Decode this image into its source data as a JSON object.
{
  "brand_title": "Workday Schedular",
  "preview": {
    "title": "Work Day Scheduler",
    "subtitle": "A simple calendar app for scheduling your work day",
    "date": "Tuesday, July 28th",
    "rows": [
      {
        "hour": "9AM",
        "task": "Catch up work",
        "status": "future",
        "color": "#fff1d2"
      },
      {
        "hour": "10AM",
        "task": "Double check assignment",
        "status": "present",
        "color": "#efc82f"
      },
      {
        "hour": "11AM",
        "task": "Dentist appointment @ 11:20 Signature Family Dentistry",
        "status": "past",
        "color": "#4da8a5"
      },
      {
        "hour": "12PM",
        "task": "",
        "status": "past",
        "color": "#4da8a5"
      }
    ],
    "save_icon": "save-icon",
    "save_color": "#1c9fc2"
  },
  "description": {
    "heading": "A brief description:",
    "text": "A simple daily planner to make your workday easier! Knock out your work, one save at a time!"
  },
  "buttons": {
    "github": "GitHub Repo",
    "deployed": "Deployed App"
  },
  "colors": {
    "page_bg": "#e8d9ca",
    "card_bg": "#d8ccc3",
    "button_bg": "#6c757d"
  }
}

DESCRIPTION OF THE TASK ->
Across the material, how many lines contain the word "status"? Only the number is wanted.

SOLUTION BELOW ->
4